The type of computer systems that database can run can be broken down into four broad categories or platforms: Centralized, PC, Client/Server and Distributed.
The different database systems are:
1. Centralized Database Processing System
In a centralized system, all programs run on the main host computer, including the DBMS, the application that accesses the database and the communication facilities that send and receive data from the user’s terminals. The users access the database through either locally connected or dial-up (remote) terminals. The terminals are generally dumb, having little or no processing power of their own and consists of only a screen, keyboard and hardware to communicate with the host.
Fig: Centralized Database Processing System
2. Personal Computer Systems
When a DBMS is run on a PC, the PC acts as both the host computer and the terminal unlike the larger systems. The DBMS functions and the database application functions are combined into one application. Database applications on a PC handle the user input, screen output and access to the data on the disk. Combining these different functions into one unit gives the DBMS a great deal of power, flexibility and speed, usually at the cost of decreased data security and integrity.
Fig: Personal Database Computer System
However, in recent years many have been connected to a Local Area Networks (LANs). In a LAN, the data and usually, the user applications reside on the File Server, a PC running a special Network Operating System (NOS) such as Novell’s NetWare or Microsoft’s LAN Manager or Windows NT. The file server manages the LAN access to other shared resources.
3. Client/Server Database Systems
In a generalized concept, client PC is the computer from where the user requests for data and information and the server provides the requested information.

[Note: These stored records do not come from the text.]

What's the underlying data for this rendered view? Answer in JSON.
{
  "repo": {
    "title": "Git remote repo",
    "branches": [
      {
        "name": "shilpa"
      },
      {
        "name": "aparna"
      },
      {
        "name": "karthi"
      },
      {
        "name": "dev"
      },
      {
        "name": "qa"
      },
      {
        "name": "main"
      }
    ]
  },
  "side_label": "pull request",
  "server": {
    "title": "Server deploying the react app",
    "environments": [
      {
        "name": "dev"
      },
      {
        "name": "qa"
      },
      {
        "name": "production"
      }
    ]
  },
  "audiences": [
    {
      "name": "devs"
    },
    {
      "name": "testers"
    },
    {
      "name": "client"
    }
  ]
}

The database application on the client PC referred to as the “front end system” that handles all the screen and user input/output processing.

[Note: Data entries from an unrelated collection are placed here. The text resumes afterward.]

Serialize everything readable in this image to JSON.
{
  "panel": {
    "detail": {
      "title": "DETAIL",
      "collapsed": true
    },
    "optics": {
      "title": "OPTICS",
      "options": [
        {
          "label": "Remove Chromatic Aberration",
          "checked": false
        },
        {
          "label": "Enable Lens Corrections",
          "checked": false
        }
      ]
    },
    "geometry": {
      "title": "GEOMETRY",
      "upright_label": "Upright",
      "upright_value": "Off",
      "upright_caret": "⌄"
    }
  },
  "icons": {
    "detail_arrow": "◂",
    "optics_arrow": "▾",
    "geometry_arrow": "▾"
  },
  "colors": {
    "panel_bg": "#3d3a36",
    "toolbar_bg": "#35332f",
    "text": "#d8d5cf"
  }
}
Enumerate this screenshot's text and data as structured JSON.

Fig: Client-Server Database Computer System
The “back end system” on the database server handles data processing and disk access. For example, a user on the front end creates a query for data from the database server and the front-end application sends the request across the network to the server. The database server performs the actual search and sends back only the data that answers the user’s query.

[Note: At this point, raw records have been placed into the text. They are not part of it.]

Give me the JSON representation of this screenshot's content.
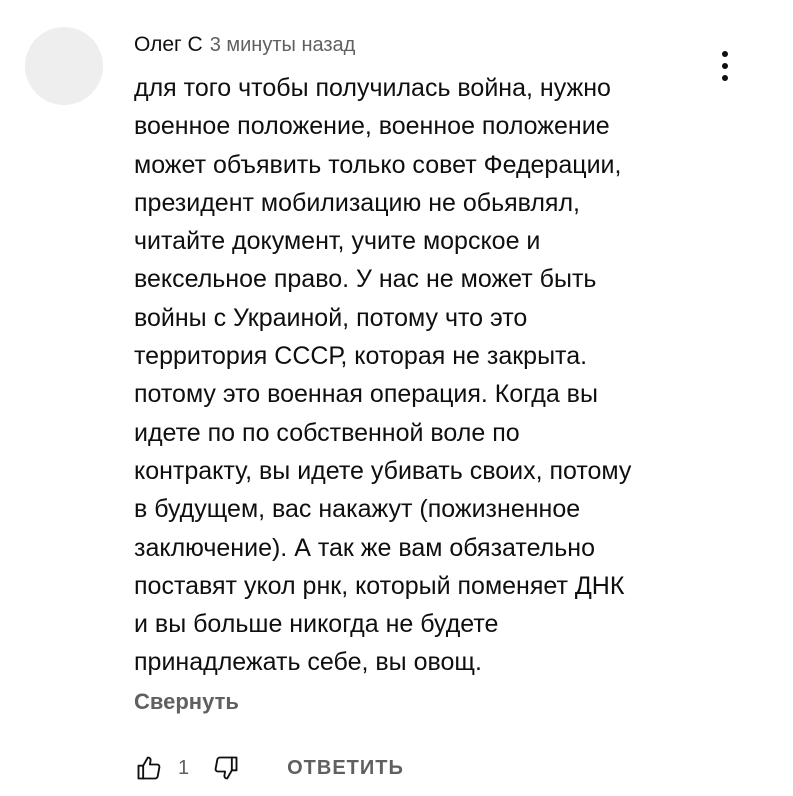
{
  "comment": {
    "author": "Олег С",
    "timestamp": "3 минуты назад",
    "text_lines": [
      "для того чтобы получилась война, нужно",
      "военное положение, военное положение",
      "может объявить только совет Федерации,",
      "президент мобилизацию не обьявлял,",
      "читайте документ, учите морское и",
      "вексельное право. У нас не может быть",
      "войны с Украиной, потому что это",
      "территория СССР, которая не закрыта.",
      "потому это военная операция. Когда вы",
      "идете по по собственной воле по",
      "контракту, вы идете убивать своих, потому",
      "в будущем, вас накажут (пожизненное",
      "заключение). А так же вам обязательно",
      "поставят укол рнк, который поменяет ДНК",
      "и вы больше никогда не будете",
      "принадлежать себе, вы овощ."
    ],
    "collapse_label": "Свернуть",
    "like_count": "1",
    "reply_label": "ОТВЕТИТЬ"
  },
  "icons": {
    "menu": "vertical-dots-icon",
    "like": "thumbs-up-icon",
    "dislike": "thumbs-down-icon"
  },
  "colors": {
    "text_primary": "#0f0f0f",
    "text_secondary": "#606060",
    "avatar_placeholder": "#eeeeee"
  }
}
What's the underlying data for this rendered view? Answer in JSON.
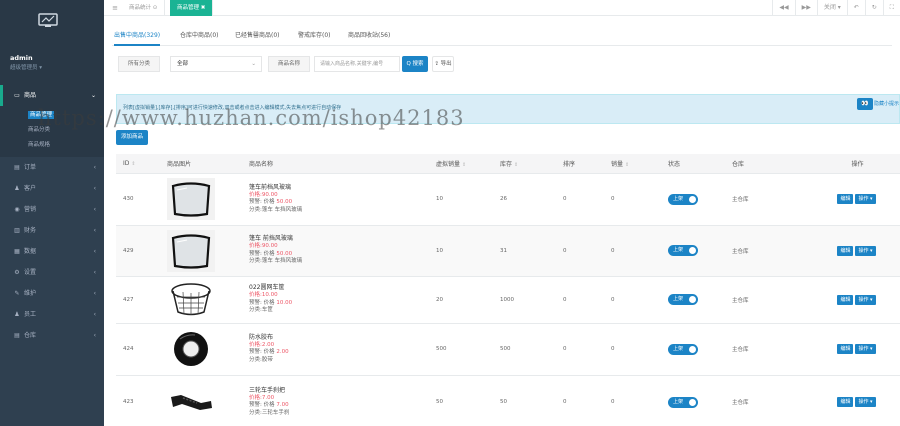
{
  "sidebar": {
    "user": "admin",
    "role": "超级管理员",
    "menu": [
      {
        "icon": "▭",
        "label": "商品",
        "active": true
      },
      {
        "icon": "▤",
        "label": "订单"
      },
      {
        "icon": "♟",
        "label": "客户"
      },
      {
        "icon": "◉",
        "label": "营销"
      },
      {
        "icon": "▥",
        "label": "财务"
      },
      {
        "icon": "▦",
        "label": "数据"
      },
      {
        "icon": "⚙",
        "label": "设置"
      },
      {
        "icon": "✎",
        "label": "维护"
      },
      {
        "icon": "♟",
        "label": "员工"
      },
      {
        "icon": "▤",
        "label": "仓库"
      }
    ],
    "submenu": [
      "商品管理",
      "商品分类",
      "商品规格"
    ]
  },
  "topbar": {
    "toggle": "≡",
    "tabs": [
      "商品统计 ⊙",
      "商品管理 ✖"
    ],
    "right": [
      "◀◀",
      "▶▶",
      "关闭 ▾",
      "↶",
      "↻",
      "⛶"
    ]
  },
  "tabs": [
    "出售中商品(329)",
    "仓库中商品(0)",
    "已经售罄商品(0)",
    "警戒库存(0)",
    "商品回收站(56)"
  ],
  "filters": {
    "category_label": "所有分类",
    "category_value": "全部",
    "name_label": "商品名称",
    "search_placeholder": "请输入商品名称,关键字,编号",
    "search_btn": "Q 搜索",
    "export_btn": "⇪ 导出"
  },
  "tip": {
    "text": "列表[虚拟销量],[库存],[排序]可进行快速修改,双击或者点击进入编辑模式,失去焦点可进行自动保存",
    "link": "隐藏小提示"
  },
  "add_button": "添加商品",
  "watermark": "https://www.huzhan.com/ishop42183",
  "table": {
    "headers": [
      "ID",
      "商品图片",
      "商品名称",
      "虚拟销量",
      "库存",
      "排序",
      "销量",
      "状态",
      "仓库",
      "操作"
    ],
    "rows": [
      {
        "id": "430",
        "img": "windshield",
        "name": "篷车前档风玻璃",
        "price": "价格:90.00",
        "warn": "预警: 价格",
        "warn_val": "50.00",
        "cat": "分类:篷车 车挡风玻璃",
        "virtual": "10",
        "stock": "26",
        "sort": "0",
        "sales": "0",
        "status": "上架",
        "warehouse": "主仓库"
      },
      {
        "id": "429",
        "img": "windshield",
        "name": "篷车 前挡风玻璃",
        "price": "价格:90.00",
        "warn": "预警: 价格",
        "warn_val": "50.00",
        "cat": "分类:篷车 车挡风玻璃",
        "virtual": "10",
        "stock": "31",
        "sort": "0",
        "sales": "0",
        "status": "上架",
        "warehouse": "主仓库"
      },
      {
        "id": "427",
        "img": "basket",
        "name": "022圆网车筐",
        "price": "价格:10.00",
        "warn": "预警: 价格",
        "warn_val": "10.00",
        "cat": "分类:车筐",
        "virtual": "20",
        "stock": "1000",
        "sort": "0",
        "sales": "0",
        "status": "上架",
        "warehouse": "主仓库"
      },
      {
        "id": "424",
        "img": "tape",
        "name": "防水胶布",
        "price": "价格:2.00",
        "warn": "预警: 价格",
        "warn_val": "2.00",
        "cat": "分类:胶带",
        "virtual": "500",
        "stock": "500",
        "sort": "0",
        "sales": "0",
        "status": "上架",
        "warehouse": "主仓库"
      },
      {
        "id": "423",
        "img": "grip",
        "name": "三轮车手刹把",
        "price": "价格:7.00",
        "warn": "预警: 价格",
        "warn_val": "7.00",
        "cat": "分类:三轮车手刹",
        "virtual": "50",
        "stock": "50",
        "sort": "0",
        "sales": "0",
        "status": "上架",
        "warehouse": "主仓库"
      }
    ],
    "op_edit": "编辑",
    "op_more": "操作 ▾"
  },
  "colors": {
    "sidebar": "#2f4050",
    "accent": "#1c84c6",
    "green": "#1ab394",
    "price_red": "#ed5565"
  }
}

4. Distributed Processing Systems
A simple form of distributed processing has existed for several years. In this limited form, data is shared among various host system via updates sent either through direct connections on the same network or through remote connections via phone or dedicated data lines.
Fig: Distributed Database Processing System
An application which runs one or more of the hosts, extracts the portion of data that has been changed during a programmer-defined period and then transmits the data to either a centralized host or other hosts in the distributed circuit. The other databases are then updated so that all the systems are in sync with each other.
This type of distributed processing usually occurs between departmental computers or LAN's and host systems; the data goes to a large central minicomputer or mainframe host after the close of the business day. The below figure illustrates one form of distributed processing system.
Data security is one of the challenging jobs of Database Administrators (DA). The secured data can be transferred from one server to another server at great distances. For the prevention of data piracy and data mining, proper securities are necessary to be implemented in the system. The two common methods of data security are using the username and password. The username authentication and password verification can allow for data access. So, data security is a preventive measures that aDatabase Administrator (DA) must take for the protection of data from the unauthorized access, theft, corruption, etc.
Fig: Data Security
Khanal, R.C. Khanal, R.C. Computer Concept for XII. Pashupatigriha Marga, Thapathali, Kathmandu, Nepal: Ekta Books Distributors Pvt. Ltd., 2010. 47-50.
Adhikari, Deepak Kumar.,et.al., Computer Science XII,Asia Publication Pvt.Ltd